■ **Exercise**
Check every line of the records below for the string "location", then report only how many lines have it.

___ Material provided ___

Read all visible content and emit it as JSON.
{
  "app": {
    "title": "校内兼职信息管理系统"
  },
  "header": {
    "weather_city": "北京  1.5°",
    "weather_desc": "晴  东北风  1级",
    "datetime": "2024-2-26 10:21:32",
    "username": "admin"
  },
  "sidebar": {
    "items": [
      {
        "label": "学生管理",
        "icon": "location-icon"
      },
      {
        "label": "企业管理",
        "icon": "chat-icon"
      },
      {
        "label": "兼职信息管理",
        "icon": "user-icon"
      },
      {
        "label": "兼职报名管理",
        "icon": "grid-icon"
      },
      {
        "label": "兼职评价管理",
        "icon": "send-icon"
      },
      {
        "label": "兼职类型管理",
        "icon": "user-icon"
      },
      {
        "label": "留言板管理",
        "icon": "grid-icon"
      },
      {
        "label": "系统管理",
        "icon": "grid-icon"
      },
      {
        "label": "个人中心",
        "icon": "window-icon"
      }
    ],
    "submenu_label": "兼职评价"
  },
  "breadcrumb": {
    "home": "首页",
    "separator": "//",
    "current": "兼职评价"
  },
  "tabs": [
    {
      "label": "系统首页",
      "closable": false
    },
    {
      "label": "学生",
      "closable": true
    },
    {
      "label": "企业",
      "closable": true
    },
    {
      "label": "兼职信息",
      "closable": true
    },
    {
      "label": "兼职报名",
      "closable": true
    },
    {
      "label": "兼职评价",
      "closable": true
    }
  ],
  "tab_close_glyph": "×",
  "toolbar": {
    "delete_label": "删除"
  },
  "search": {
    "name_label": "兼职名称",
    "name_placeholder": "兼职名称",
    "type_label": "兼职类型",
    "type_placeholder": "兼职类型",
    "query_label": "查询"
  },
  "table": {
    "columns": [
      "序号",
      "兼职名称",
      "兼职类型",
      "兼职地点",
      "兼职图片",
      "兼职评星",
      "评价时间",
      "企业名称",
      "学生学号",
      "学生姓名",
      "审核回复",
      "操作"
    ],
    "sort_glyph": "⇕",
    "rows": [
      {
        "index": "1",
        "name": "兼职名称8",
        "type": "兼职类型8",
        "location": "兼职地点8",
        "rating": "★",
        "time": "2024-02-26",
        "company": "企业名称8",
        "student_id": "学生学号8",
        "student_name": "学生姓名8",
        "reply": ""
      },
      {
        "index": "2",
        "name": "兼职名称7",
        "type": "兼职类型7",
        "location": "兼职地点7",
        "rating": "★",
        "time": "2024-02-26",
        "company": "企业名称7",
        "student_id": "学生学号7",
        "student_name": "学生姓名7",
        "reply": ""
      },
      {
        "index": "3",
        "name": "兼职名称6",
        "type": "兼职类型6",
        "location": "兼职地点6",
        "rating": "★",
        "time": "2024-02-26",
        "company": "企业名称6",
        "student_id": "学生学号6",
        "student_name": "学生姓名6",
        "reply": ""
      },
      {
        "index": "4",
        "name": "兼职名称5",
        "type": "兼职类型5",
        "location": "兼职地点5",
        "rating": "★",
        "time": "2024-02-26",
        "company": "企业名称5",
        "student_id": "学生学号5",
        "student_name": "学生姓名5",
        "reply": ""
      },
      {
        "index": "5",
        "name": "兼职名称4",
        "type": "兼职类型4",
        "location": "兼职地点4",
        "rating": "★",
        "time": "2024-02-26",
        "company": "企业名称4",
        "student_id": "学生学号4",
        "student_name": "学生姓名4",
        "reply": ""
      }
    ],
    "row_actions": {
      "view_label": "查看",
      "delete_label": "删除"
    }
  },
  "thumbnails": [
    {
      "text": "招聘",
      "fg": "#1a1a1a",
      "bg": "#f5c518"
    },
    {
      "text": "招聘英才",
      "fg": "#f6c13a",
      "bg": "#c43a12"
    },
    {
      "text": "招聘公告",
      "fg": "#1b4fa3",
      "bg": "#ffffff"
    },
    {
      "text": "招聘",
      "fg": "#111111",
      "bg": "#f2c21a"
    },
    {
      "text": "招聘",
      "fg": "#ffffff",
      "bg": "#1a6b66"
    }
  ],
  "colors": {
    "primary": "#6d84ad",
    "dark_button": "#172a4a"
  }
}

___
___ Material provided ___

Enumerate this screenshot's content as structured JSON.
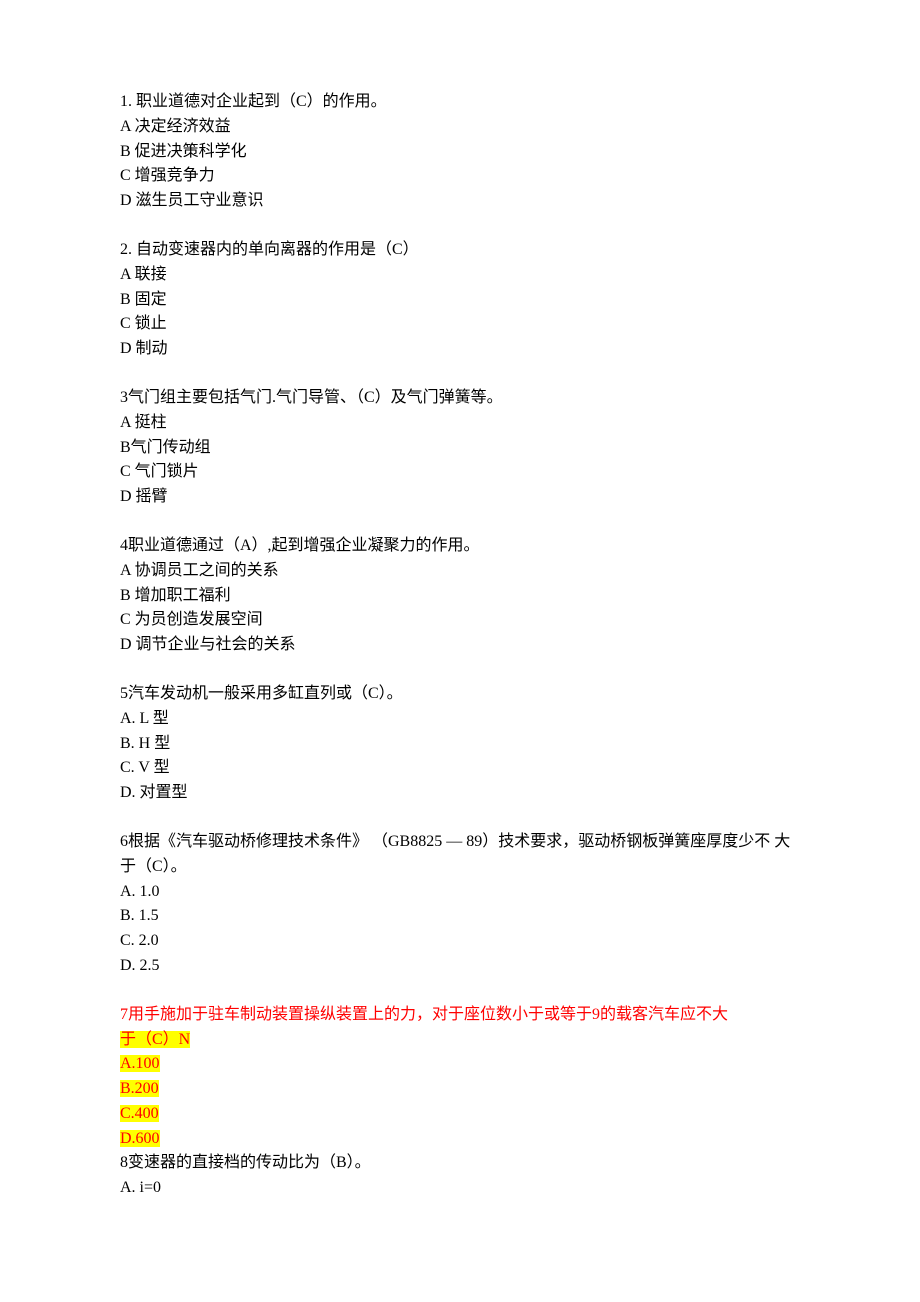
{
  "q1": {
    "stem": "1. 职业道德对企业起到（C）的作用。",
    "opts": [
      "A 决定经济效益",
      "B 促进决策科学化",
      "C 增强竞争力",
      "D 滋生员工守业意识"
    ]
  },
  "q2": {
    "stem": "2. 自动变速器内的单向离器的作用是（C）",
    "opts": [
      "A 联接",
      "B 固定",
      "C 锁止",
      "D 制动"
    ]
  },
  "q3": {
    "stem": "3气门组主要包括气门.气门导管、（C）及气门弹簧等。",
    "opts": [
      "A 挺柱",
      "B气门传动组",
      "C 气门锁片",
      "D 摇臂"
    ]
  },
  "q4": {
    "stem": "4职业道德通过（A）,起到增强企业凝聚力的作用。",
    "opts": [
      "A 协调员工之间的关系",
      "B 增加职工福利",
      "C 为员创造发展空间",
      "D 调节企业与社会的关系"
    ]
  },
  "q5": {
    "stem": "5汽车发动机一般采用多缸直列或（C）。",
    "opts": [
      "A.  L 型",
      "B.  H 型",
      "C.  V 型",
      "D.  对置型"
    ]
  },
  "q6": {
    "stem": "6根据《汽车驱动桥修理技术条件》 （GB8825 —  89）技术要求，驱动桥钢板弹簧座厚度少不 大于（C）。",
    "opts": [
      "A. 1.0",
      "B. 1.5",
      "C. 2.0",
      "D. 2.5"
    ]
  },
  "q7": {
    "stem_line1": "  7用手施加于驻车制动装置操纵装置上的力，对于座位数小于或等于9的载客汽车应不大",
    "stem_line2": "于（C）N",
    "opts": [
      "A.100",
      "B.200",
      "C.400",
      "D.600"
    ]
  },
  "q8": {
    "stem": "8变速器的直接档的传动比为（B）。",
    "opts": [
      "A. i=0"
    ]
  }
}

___

■ **Final answer**
6